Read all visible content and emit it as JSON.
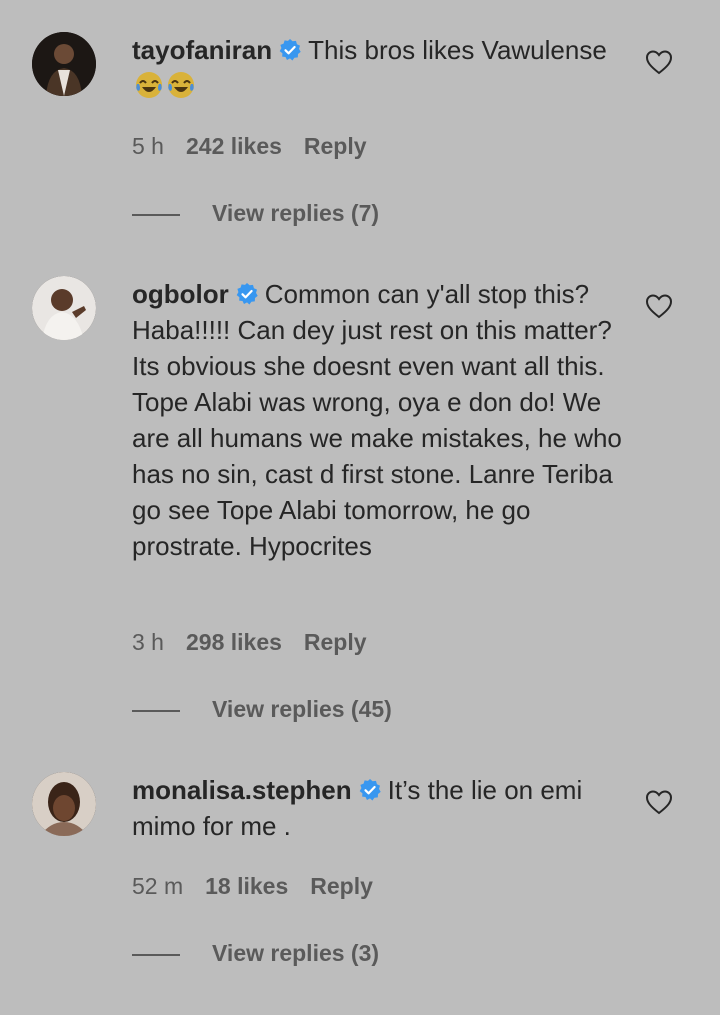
{
  "comments": [
    {
      "username": "tayofaniran",
      "text": "This bros likes Vawulense ",
      "emoji": [
        "tears-of-joy-emoji",
        "tears-of-joy-emoji"
      ],
      "time": "5 h",
      "likes": "242 likes",
      "reply_label": "Reply",
      "view_replies": "View replies (7)"
    },
    {
      "username": "ogbolor",
      "text": "Common can y'all stop this? Haba!!!!! Can dey just rest on this matter? Its obvious she doesnt even want all this. Tope Alabi was wrong, oya e don do! We are all humans we make mistakes, he who has no sin, cast d first stone. Lanre Teriba go see Tope Alabi tomorrow, he go prostrate. Hypocrites",
      "time": "3 h",
      "likes": "298 likes",
      "reply_label": "Reply",
      "view_replies": "View replies (45)"
    },
    {
      "username": "monalisa.stephen",
      "text": "It’s the lie on emi mimo for me .",
      "time": "52 m",
      "likes": "18 likes",
      "reply_label": "Reply",
      "view_replies": "View replies (3)"
    }
  ],
  "colors": {
    "background": "#bdbdbd",
    "text": "#262626",
    "muted": "#5a5a5a",
    "verified": "#3897f0"
  },
  "icons": {
    "verified": "verified-badge-icon",
    "like": "heart-outline-icon"
  }
}
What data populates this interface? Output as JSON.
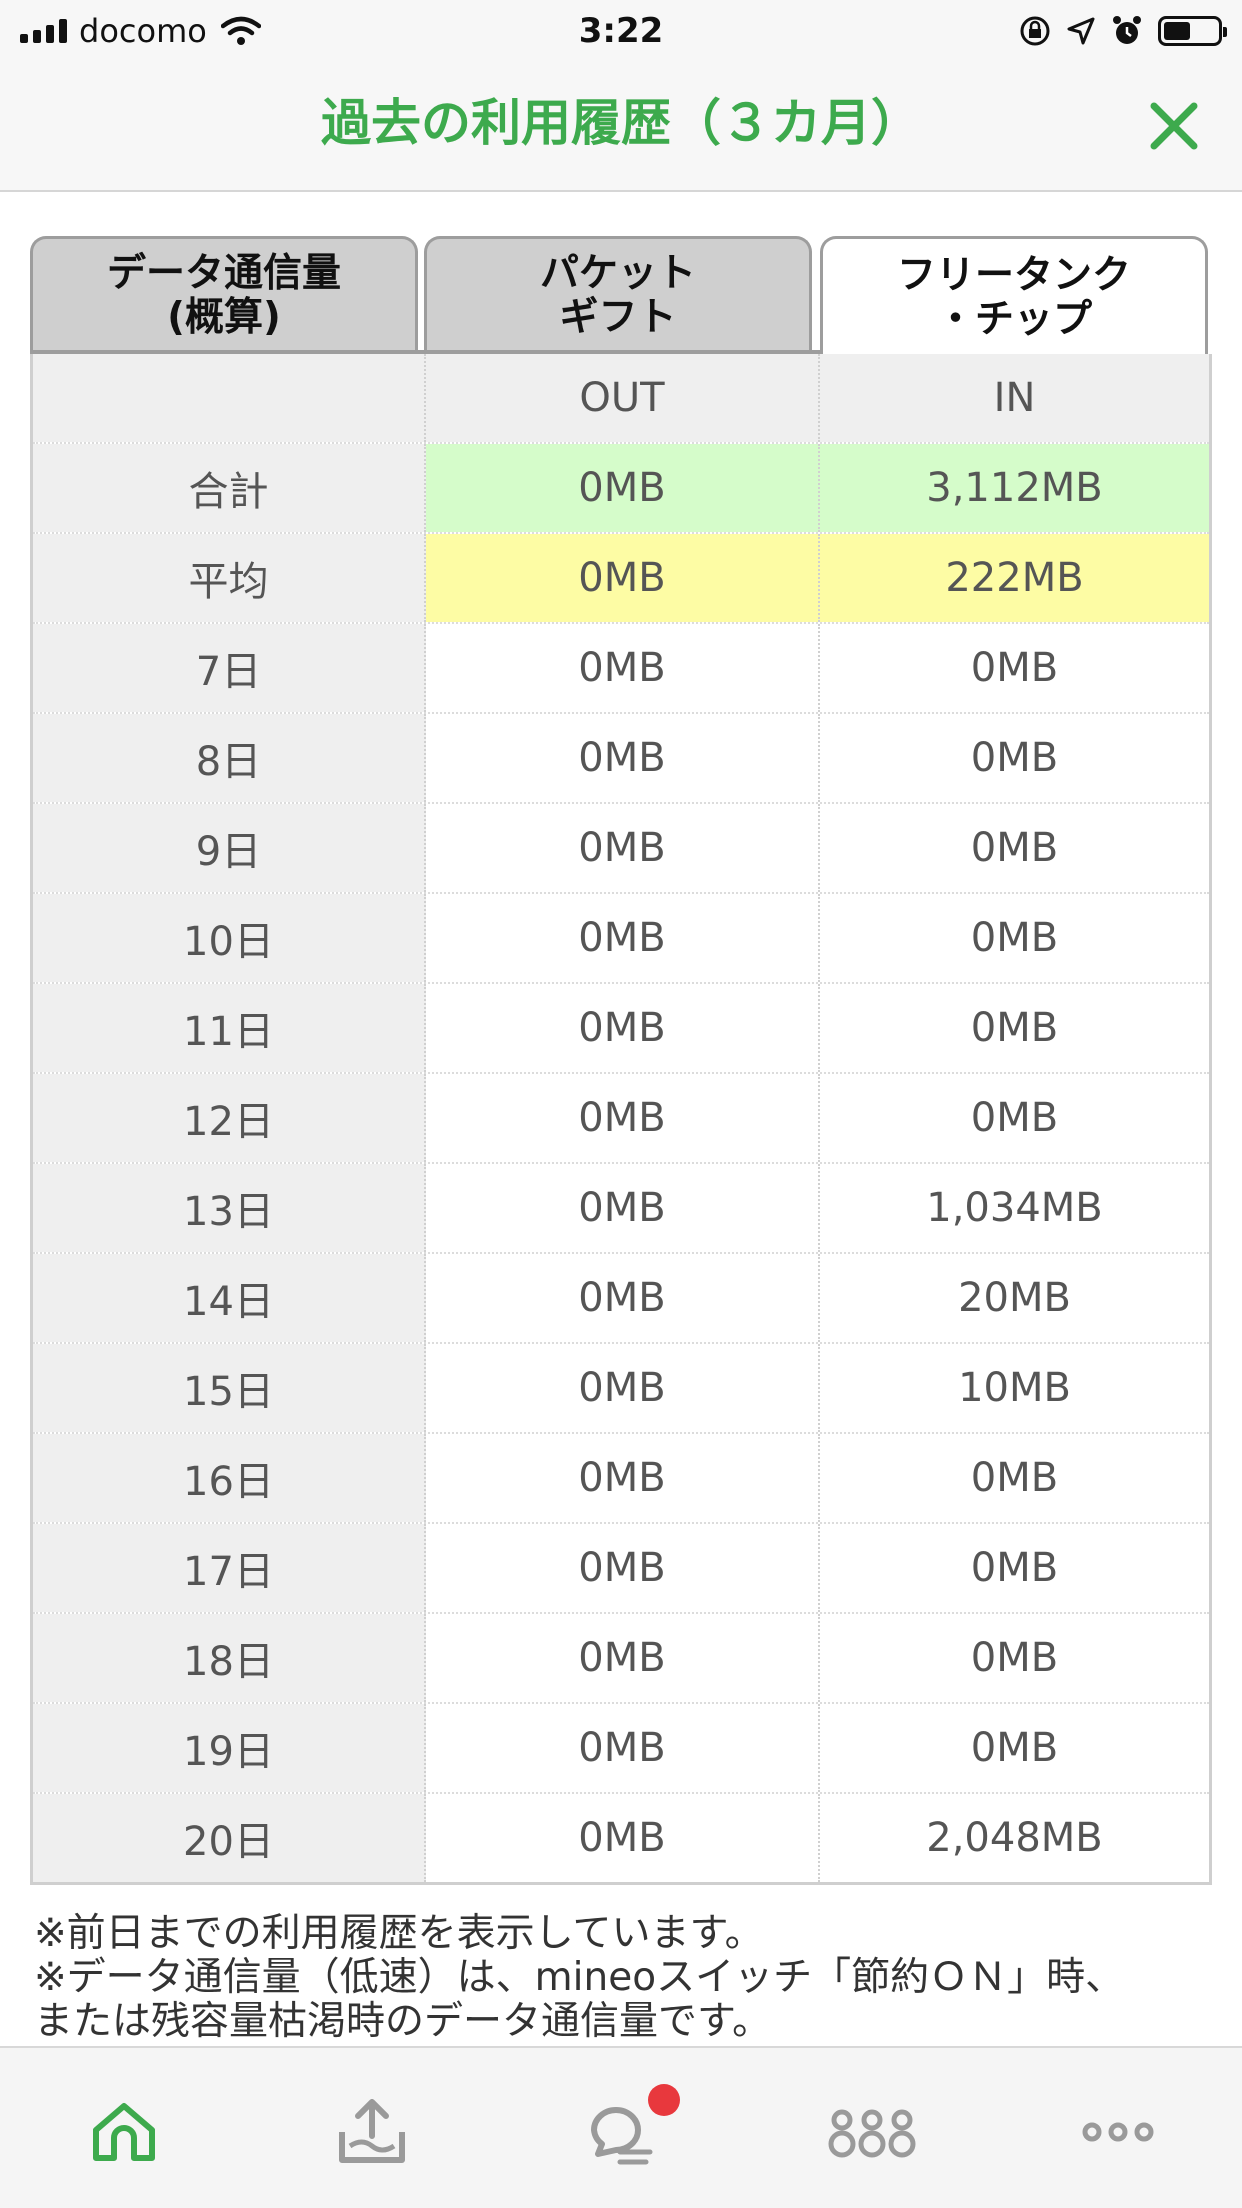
{
  "status_bar": {
    "carrier": "docomo",
    "time": "3:22"
  },
  "header": {
    "title": "過去の利用履歴（３カ月）"
  },
  "tabs": [
    {
      "label": "データ通信量\n(概算)",
      "active": false
    },
    {
      "label": "パケット\nギフト",
      "active": false
    },
    {
      "label": "フリータンク\n・チップ",
      "active": true
    }
  ],
  "table": {
    "header": {
      "label": "",
      "out": "OUT",
      "in": "IN"
    },
    "total": {
      "label": "合計",
      "out": "0MB",
      "in": "3,112MB"
    },
    "average": {
      "label": "平均",
      "out": "0MB",
      "in": "222MB"
    },
    "rows": [
      {
        "day": "7日",
        "out": "0MB",
        "in": "0MB"
      },
      {
        "day": "8日",
        "out": "0MB",
        "in": "0MB"
      },
      {
        "day": "9日",
        "out": "0MB",
        "in": "0MB"
      },
      {
        "day": "10日",
        "out": "0MB",
        "in": "0MB"
      },
      {
        "day": "11日",
        "out": "0MB",
        "in": "0MB"
      },
      {
        "day": "12日",
        "out": "0MB",
        "in": "0MB"
      },
      {
        "day": "13日",
        "out": "0MB",
        "in": "1,034MB"
      },
      {
        "day": "14日",
        "out": "0MB",
        "in": "20MB"
      },
      {
        "day": "15日",
        "out": "0MB",
        "in": "10MB"
      },
      {
        "day": "16日",
        "out": "0MB",
        "in": "0MB"
      },
      {
        "day": "17日",
        "out": "0MB",
        "in": "0MB"
      },
      {
        "day": "18日",
        "out": "0MB",
        "in": "0MB"
      },
      {
        "day": "19日",
        "out": "0MB",
        "in": "0MB"
      },
      {
        "day": "20日",
        "out": "0MB",
        "in": "2,048MB"
      }
    ]
  },
  "notes": [
    "※前日までの利用履歴を表示しています。",
    "※データ通信量（低速）は、mineoスイッチ「節約ＯＮ」時、",
    "または残容量枯渇時のデータ通信量です。"
  ],
  "bottom_nav": [
    {
      "icon": "home-icon",
      "active": true
    },
    {
      "icon": "packet-upload-icon",
      "active": false
    },
    {
      "icon": "chat-icon",
      "active": false,
      "badge": true
    },
    {
      "icon": "community-icon",
      "active": false
    },
    {
      "icon": "more-icon",
      "active": false
    }
  ],
  "colors": {
    "accent": "#3daa4d",
    "total_row": "#d5fcca",
    "average_row": "#fdfca4",
    "badge": "#e8383d"
  }
}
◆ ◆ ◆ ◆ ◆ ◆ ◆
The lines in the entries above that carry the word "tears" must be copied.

        "tears-of-joy-emoji",
        "tears-of-joy-emoji"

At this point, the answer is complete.